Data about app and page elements
■ ■ ■ ■ ■

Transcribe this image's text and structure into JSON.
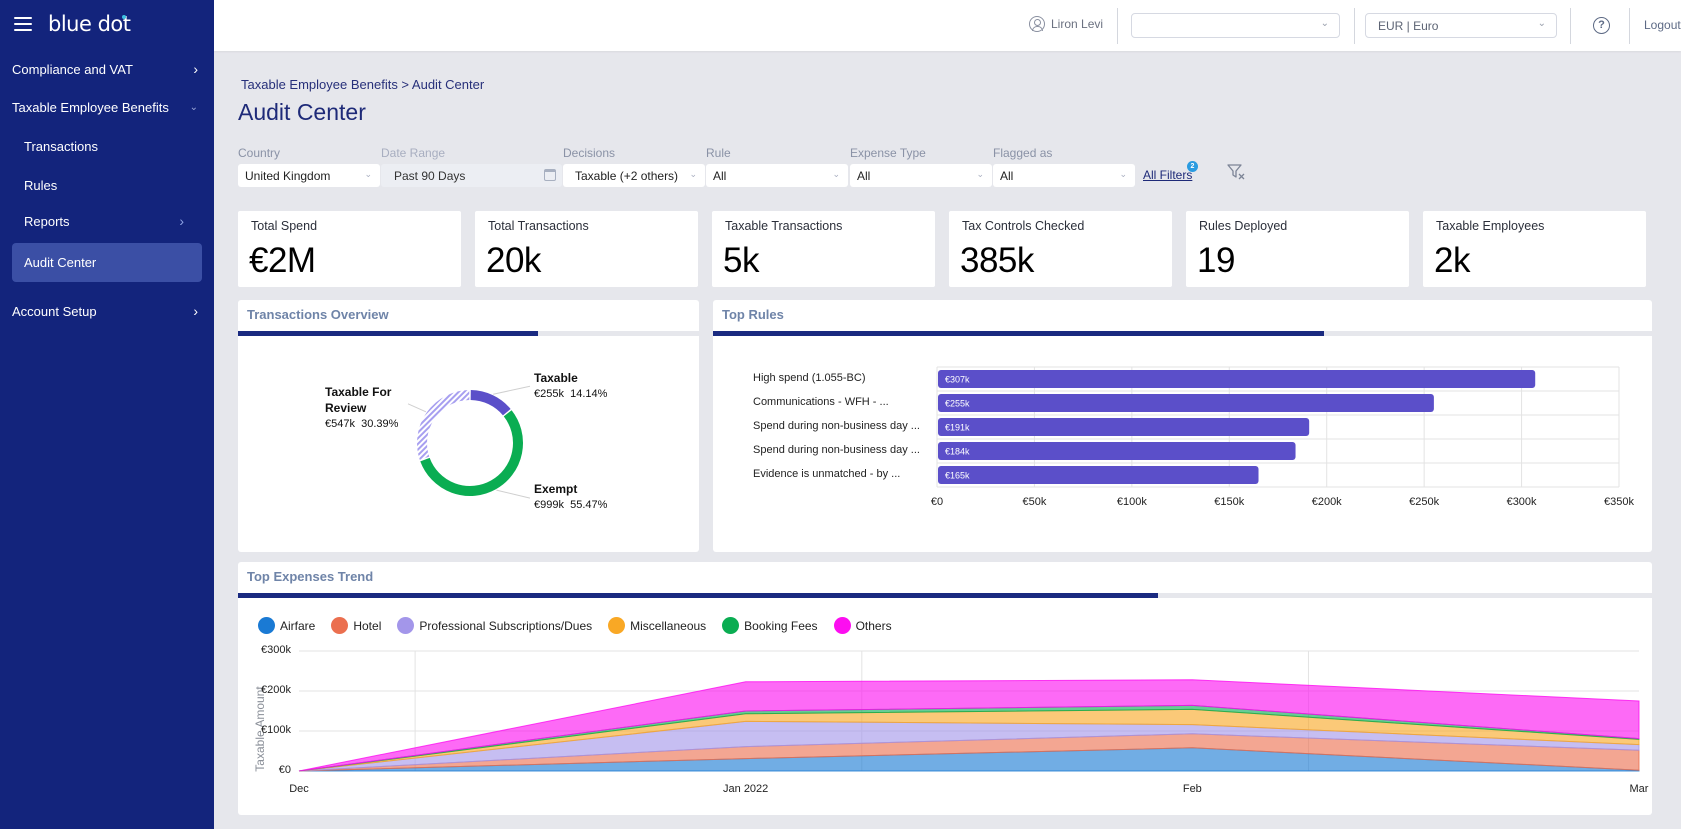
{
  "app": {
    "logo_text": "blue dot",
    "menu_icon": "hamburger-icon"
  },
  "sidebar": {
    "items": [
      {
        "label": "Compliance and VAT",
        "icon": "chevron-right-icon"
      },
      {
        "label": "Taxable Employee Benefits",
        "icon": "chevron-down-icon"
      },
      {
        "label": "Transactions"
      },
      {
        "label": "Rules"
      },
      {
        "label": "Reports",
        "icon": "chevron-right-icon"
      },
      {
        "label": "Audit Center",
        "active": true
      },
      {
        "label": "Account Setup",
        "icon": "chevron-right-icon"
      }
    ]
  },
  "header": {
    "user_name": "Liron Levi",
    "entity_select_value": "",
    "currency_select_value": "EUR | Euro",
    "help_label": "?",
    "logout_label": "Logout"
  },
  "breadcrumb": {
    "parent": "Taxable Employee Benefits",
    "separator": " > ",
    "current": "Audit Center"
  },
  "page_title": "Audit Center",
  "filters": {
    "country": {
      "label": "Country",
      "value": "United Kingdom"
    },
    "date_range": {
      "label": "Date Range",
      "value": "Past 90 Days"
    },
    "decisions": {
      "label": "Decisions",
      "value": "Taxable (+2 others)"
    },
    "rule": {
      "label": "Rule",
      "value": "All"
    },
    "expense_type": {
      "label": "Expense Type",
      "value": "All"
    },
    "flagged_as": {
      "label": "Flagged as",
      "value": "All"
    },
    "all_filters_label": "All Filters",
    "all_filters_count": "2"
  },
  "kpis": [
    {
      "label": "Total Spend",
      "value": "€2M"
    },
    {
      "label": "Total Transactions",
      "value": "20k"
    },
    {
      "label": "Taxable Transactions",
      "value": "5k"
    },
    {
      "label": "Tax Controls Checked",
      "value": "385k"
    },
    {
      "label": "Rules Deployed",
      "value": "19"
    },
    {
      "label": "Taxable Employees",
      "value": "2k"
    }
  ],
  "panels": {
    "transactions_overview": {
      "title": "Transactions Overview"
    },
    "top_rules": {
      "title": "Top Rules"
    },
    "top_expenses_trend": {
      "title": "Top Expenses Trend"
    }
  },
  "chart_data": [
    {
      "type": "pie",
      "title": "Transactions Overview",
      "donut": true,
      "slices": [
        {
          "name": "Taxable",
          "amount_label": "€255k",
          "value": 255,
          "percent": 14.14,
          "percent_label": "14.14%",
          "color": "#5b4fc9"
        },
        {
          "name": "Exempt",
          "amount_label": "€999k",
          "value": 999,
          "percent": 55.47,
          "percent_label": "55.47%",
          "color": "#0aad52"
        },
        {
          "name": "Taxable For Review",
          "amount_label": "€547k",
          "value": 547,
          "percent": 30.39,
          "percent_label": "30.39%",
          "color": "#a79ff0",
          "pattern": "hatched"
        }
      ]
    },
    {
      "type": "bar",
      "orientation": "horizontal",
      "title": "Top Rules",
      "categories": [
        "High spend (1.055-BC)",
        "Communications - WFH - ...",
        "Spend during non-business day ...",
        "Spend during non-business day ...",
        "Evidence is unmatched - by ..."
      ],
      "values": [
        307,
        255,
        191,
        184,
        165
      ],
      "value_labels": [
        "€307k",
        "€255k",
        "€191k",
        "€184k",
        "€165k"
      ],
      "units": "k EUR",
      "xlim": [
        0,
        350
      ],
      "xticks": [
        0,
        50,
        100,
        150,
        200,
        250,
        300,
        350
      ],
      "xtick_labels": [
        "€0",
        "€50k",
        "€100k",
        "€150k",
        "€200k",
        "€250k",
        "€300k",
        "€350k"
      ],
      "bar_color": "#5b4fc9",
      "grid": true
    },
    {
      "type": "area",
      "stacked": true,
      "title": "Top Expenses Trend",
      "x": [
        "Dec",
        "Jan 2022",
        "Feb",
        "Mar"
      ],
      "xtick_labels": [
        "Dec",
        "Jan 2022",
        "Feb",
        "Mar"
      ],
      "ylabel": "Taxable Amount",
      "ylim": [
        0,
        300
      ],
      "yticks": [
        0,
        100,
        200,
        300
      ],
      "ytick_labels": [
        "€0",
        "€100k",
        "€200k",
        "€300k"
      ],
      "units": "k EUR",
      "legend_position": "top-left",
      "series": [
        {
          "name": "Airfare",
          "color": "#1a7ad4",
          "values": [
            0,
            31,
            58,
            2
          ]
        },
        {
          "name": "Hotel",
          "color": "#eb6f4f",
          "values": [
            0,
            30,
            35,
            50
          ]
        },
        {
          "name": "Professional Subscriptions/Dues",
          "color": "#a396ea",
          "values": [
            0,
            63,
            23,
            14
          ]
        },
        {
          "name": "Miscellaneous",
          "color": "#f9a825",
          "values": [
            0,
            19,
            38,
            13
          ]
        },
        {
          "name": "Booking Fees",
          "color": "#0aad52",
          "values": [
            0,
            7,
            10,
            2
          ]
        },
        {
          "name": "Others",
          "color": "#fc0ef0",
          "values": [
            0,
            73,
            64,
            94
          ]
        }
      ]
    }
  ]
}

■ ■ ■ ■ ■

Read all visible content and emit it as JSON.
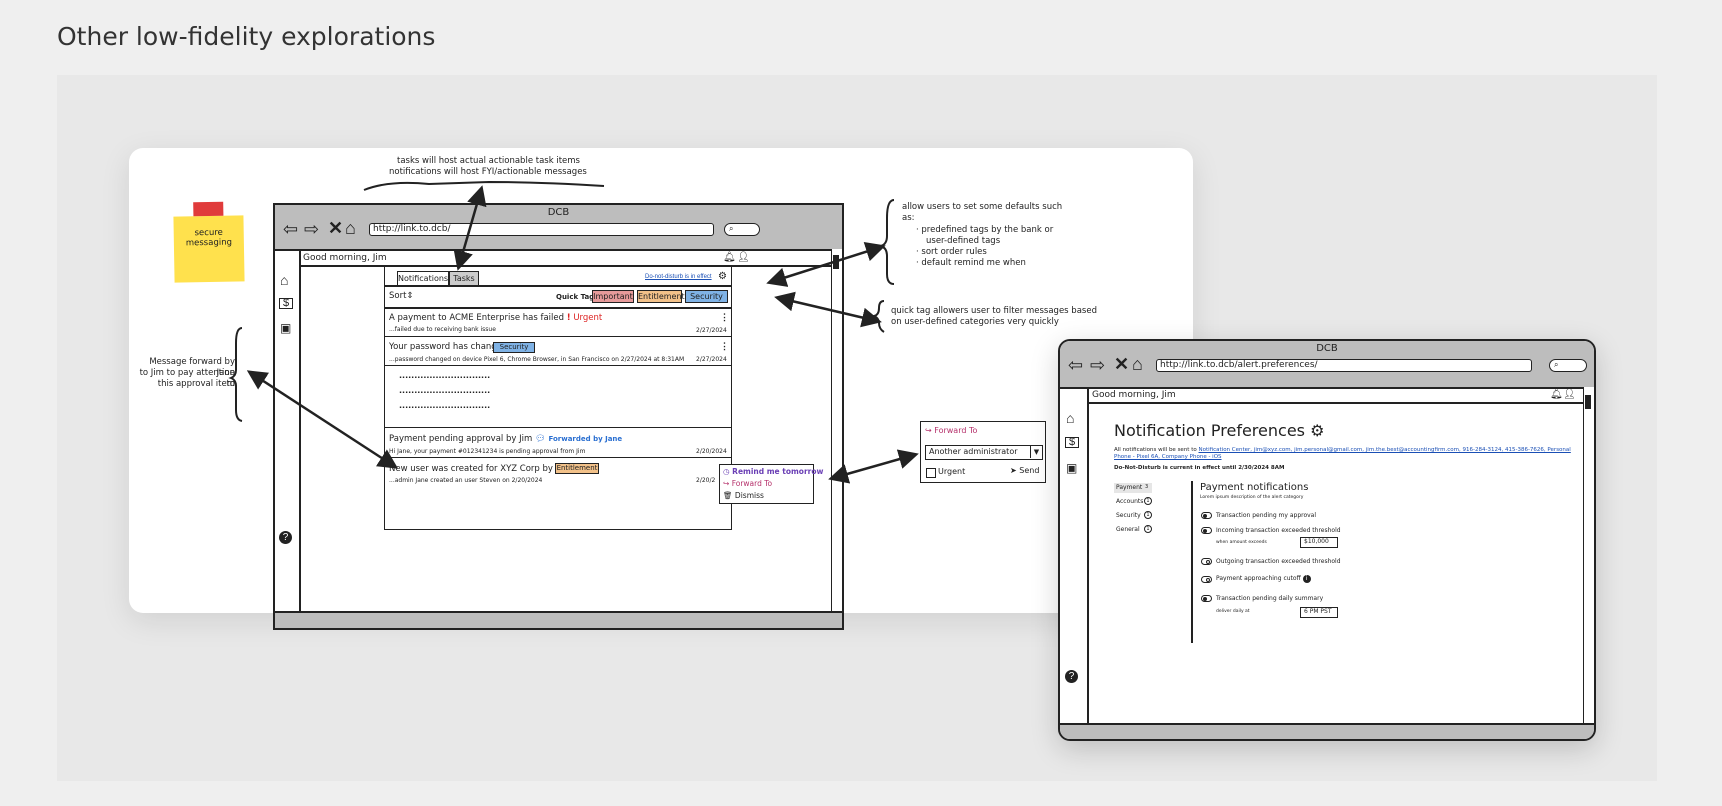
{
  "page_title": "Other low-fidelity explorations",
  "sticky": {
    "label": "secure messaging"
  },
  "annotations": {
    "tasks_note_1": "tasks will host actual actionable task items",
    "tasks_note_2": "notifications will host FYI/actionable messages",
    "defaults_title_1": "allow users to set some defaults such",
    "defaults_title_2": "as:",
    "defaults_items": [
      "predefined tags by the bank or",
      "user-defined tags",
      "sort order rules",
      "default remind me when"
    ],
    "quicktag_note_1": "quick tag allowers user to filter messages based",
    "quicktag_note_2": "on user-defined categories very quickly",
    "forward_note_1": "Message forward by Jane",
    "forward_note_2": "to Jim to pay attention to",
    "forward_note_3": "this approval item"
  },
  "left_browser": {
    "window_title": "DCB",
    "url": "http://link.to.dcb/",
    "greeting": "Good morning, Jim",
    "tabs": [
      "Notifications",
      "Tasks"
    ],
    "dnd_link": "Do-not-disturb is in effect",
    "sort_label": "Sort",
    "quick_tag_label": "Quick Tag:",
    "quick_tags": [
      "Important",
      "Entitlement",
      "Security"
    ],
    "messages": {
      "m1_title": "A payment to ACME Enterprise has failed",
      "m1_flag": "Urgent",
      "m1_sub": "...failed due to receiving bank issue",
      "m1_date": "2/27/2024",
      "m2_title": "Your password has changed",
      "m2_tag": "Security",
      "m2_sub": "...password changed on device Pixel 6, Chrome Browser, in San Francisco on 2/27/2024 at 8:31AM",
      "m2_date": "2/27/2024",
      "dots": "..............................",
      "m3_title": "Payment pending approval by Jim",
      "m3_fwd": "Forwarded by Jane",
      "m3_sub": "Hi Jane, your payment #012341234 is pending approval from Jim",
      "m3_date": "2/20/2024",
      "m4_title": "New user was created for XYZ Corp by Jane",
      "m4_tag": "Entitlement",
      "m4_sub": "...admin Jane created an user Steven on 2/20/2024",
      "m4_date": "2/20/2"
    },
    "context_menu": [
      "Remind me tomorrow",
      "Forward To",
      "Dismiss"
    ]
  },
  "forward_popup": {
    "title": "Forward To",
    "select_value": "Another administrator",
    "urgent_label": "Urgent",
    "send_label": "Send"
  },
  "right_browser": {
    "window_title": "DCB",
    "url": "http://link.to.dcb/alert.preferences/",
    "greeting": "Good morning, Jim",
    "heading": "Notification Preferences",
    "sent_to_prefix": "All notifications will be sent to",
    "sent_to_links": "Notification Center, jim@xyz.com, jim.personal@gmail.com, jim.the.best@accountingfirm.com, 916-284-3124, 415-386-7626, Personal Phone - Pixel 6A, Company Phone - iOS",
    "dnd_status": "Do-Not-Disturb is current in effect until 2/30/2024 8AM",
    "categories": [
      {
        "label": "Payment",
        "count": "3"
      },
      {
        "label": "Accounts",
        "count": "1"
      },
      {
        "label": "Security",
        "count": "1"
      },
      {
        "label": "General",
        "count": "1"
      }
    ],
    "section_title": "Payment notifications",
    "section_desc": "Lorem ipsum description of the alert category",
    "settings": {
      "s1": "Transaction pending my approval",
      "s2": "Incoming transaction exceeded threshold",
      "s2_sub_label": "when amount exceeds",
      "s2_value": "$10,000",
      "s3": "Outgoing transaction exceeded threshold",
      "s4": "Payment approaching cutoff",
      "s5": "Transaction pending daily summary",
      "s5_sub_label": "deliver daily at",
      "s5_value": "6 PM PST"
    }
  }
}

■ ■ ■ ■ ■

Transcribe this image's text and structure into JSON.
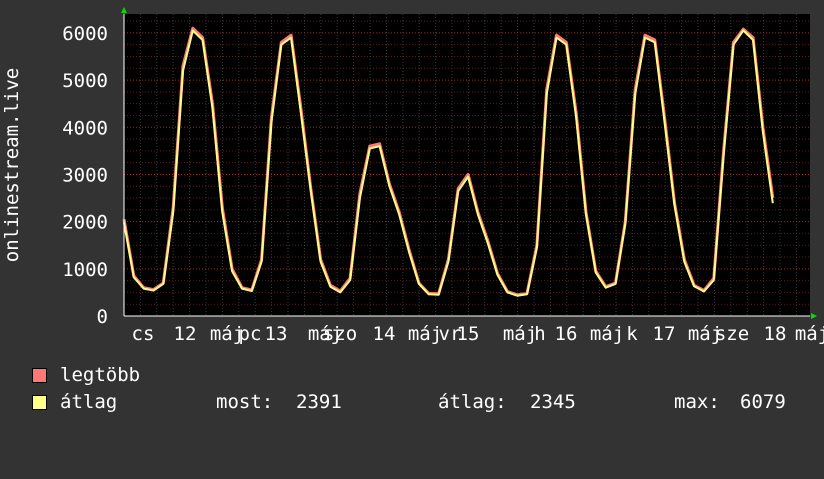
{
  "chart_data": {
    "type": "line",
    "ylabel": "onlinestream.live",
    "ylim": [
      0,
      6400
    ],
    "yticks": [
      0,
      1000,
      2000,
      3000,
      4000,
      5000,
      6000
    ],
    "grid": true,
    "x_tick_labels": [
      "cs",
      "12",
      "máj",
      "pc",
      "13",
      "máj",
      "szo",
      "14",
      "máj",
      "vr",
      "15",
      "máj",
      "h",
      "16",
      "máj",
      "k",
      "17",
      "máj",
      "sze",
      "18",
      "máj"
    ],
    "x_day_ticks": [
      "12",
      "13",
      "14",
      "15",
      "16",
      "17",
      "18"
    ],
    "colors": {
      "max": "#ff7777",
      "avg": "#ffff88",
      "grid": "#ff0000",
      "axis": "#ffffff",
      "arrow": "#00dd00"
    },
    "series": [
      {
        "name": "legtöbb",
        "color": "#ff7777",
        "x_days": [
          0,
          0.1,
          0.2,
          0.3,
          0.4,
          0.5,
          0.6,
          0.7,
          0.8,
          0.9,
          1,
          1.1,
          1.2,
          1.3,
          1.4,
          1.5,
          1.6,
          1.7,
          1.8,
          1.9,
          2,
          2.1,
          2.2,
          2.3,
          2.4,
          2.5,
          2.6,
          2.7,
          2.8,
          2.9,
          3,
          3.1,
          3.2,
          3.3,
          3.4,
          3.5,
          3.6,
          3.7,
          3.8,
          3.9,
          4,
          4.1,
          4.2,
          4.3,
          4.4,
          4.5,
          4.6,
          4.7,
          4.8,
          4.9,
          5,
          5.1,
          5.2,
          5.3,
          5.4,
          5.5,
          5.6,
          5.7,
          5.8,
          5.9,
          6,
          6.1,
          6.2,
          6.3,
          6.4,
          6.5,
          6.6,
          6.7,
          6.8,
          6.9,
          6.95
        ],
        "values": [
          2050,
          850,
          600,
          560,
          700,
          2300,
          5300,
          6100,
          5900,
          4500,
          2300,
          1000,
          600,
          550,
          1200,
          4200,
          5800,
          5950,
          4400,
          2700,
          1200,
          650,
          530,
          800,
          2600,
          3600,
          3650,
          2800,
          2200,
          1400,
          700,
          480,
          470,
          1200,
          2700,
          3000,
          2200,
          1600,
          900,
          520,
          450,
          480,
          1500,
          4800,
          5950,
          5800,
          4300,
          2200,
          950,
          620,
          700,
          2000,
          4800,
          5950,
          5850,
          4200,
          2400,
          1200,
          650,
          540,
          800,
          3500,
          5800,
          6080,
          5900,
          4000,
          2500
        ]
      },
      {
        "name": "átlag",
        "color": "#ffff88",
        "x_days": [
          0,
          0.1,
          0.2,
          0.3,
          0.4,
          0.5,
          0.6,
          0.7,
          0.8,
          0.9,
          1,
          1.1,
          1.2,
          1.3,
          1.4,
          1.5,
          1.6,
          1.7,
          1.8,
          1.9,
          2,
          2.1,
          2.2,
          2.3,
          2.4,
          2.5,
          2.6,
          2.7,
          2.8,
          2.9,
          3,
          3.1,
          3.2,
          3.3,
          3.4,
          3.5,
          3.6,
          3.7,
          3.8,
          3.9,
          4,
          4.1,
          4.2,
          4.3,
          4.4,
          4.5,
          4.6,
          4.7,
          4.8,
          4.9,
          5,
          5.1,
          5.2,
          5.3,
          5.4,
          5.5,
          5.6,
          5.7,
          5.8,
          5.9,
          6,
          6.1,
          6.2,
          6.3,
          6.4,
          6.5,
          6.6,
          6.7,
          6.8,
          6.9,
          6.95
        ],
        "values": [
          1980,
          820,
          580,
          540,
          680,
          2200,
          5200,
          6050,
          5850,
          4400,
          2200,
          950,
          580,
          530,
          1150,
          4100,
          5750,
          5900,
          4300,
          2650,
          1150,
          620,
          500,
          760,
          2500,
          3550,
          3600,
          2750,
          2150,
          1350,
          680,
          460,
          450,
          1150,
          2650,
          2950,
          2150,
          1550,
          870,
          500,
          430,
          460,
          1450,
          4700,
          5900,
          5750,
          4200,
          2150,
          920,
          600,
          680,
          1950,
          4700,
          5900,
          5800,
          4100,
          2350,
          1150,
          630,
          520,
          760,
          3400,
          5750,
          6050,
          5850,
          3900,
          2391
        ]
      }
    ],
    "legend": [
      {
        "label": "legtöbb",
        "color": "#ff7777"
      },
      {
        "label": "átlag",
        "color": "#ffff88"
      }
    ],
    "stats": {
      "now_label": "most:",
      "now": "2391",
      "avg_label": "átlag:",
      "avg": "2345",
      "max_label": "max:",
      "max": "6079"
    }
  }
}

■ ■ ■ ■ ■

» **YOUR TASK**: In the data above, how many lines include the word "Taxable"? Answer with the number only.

» **ANSWER SPACE**: 8